What lines of the listing below contain the word "ﾀｲﾙ調"? Copy each of them out.

──────── Exercise input

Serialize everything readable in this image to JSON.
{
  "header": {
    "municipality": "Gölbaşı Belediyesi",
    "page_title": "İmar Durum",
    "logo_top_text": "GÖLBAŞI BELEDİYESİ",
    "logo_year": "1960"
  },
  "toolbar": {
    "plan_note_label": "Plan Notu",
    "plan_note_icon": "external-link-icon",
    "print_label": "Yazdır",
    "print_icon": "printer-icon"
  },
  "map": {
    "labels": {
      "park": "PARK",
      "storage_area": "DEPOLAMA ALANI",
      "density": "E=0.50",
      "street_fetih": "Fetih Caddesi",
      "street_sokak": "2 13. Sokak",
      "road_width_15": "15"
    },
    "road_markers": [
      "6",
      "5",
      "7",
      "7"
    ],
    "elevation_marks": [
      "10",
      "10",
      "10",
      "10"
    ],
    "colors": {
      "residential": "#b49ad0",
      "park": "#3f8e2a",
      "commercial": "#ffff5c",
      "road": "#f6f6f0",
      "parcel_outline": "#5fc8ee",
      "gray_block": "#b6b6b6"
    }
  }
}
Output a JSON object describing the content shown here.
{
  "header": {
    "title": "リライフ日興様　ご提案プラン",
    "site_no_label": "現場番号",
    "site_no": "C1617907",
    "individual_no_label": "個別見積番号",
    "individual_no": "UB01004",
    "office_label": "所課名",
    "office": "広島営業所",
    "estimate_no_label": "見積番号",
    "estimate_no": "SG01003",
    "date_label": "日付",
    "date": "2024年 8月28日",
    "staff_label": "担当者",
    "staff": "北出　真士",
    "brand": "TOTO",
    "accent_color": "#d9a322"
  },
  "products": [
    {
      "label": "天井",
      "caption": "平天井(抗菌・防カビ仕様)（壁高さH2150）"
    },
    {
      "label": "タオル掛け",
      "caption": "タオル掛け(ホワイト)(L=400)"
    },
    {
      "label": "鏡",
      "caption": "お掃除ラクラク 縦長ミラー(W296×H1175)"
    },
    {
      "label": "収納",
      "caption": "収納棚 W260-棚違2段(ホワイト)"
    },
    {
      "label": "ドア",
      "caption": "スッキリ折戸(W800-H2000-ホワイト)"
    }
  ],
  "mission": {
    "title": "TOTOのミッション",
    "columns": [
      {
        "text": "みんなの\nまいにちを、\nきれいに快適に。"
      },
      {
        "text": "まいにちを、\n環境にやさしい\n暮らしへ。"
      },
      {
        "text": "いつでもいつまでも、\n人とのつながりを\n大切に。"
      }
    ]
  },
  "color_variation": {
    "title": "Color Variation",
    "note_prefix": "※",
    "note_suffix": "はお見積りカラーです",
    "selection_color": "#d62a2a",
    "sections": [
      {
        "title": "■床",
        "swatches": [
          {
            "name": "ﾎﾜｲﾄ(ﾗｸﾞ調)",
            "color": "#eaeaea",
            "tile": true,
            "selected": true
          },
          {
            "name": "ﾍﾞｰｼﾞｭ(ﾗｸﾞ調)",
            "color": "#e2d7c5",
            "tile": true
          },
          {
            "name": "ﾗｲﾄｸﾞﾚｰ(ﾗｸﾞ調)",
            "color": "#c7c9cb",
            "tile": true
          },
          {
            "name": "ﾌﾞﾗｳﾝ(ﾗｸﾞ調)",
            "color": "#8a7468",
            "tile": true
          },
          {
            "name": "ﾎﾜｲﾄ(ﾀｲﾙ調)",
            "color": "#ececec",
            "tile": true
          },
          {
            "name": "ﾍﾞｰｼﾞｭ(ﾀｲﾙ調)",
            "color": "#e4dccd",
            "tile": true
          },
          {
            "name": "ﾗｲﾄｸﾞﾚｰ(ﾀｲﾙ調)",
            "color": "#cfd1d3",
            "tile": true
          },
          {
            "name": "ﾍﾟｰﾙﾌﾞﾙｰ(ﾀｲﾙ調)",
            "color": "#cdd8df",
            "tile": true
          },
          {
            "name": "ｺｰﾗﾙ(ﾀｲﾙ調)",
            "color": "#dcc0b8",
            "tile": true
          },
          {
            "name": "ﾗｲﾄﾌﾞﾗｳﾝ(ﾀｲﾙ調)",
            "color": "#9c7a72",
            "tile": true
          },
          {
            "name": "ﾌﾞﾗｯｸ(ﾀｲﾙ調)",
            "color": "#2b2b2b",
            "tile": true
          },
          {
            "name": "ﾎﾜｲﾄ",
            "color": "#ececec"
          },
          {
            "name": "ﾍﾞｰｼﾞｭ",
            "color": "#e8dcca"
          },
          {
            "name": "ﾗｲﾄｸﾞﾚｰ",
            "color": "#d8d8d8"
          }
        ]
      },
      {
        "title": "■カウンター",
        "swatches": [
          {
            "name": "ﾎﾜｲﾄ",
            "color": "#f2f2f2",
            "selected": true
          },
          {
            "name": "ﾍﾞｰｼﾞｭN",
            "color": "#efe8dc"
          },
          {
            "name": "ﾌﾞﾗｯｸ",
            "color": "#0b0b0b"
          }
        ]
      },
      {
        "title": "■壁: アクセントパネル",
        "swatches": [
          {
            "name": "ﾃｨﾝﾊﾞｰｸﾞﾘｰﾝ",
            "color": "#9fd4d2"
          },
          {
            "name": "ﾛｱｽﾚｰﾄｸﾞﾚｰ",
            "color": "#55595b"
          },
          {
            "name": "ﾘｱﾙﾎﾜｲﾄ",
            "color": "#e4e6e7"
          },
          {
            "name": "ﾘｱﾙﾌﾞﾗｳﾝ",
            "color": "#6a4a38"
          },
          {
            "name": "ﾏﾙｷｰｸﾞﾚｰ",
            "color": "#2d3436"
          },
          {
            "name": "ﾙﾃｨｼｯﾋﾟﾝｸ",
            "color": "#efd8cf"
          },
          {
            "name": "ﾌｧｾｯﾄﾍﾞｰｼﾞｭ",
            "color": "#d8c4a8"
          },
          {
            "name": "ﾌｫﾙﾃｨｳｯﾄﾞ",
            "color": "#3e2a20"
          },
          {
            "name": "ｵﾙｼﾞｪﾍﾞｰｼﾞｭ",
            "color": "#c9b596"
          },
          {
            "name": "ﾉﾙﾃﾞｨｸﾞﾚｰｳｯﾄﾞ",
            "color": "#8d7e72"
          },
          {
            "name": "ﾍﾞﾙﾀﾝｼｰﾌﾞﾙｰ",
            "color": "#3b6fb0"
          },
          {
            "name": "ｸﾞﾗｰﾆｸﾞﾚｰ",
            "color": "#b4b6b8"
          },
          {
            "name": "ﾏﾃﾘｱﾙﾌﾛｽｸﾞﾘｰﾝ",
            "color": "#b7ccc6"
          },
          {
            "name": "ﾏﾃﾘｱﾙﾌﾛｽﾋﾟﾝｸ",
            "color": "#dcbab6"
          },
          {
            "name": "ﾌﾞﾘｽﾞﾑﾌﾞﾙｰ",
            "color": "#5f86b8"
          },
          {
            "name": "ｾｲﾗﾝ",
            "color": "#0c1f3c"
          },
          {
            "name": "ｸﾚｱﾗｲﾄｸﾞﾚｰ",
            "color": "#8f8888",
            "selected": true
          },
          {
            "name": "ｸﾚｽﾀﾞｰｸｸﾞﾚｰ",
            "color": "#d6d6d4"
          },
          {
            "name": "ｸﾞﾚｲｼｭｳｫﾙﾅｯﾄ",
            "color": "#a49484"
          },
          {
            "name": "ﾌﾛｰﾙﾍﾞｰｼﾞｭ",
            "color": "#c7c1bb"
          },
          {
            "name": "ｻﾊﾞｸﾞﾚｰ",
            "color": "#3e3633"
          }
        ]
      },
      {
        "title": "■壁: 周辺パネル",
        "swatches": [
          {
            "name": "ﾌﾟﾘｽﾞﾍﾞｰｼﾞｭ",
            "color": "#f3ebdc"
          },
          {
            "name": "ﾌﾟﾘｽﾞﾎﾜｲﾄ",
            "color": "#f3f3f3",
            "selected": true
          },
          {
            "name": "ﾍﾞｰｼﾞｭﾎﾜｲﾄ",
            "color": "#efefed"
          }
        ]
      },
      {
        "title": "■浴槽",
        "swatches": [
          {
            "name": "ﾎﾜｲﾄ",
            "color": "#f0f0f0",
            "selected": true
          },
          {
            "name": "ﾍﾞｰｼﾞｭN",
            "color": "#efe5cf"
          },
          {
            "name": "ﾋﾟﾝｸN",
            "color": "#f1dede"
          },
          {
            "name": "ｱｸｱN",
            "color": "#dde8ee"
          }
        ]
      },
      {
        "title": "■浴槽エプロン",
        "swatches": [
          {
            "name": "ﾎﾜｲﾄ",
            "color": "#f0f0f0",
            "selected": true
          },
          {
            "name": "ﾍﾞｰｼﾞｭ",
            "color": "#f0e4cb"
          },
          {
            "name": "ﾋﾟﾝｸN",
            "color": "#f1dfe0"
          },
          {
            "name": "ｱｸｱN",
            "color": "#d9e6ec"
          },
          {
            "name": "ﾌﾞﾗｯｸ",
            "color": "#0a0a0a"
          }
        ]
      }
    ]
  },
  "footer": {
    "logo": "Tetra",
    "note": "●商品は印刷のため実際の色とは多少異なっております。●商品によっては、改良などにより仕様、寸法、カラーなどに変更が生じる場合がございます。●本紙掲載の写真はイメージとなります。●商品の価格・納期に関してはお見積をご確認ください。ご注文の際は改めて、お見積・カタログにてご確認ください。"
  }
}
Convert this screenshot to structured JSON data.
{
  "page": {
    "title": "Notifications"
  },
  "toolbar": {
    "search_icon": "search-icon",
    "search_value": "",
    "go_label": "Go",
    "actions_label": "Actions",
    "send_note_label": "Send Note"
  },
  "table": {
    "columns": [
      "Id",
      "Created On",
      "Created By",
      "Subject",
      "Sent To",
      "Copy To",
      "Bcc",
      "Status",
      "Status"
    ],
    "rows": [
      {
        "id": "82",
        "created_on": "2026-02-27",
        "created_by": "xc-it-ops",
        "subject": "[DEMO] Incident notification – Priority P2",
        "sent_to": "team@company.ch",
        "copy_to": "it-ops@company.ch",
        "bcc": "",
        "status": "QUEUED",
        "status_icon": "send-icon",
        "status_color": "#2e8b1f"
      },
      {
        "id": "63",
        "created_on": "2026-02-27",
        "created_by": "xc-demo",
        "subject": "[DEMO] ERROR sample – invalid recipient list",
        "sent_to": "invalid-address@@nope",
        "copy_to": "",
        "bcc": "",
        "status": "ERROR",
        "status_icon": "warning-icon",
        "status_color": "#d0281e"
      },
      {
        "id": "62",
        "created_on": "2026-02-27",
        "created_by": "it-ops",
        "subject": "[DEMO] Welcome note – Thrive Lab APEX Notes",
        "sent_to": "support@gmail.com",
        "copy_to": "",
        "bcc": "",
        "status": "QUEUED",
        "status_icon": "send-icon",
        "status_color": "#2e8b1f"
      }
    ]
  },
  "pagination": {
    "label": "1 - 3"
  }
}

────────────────

**Written answer:**
            "name": "ﾎﾜｲﾄ(ﾀｲﾙ調)",
            "name": "ﾍﾞｰｼﾞｭ(ﾀｲﾙ調)",
            "name": "ﾗｲﾄｸﾞﾚｰ(ﾀｲﾙ調)",
            "name": "ﾍﾟｰﾙﾌﾞﾙｰ(ﾀｲﾙ調)",
            "name": "ｺｰﾗﾙ(ﾀｲﾙ調)",
            "name": "ﾗｲﾄﾌﾞﾗｳﾝ(ﾀｲﾙ調)",
            "name": "ﾌﾞﾗｯｸ(ﾀｲﾙ調)",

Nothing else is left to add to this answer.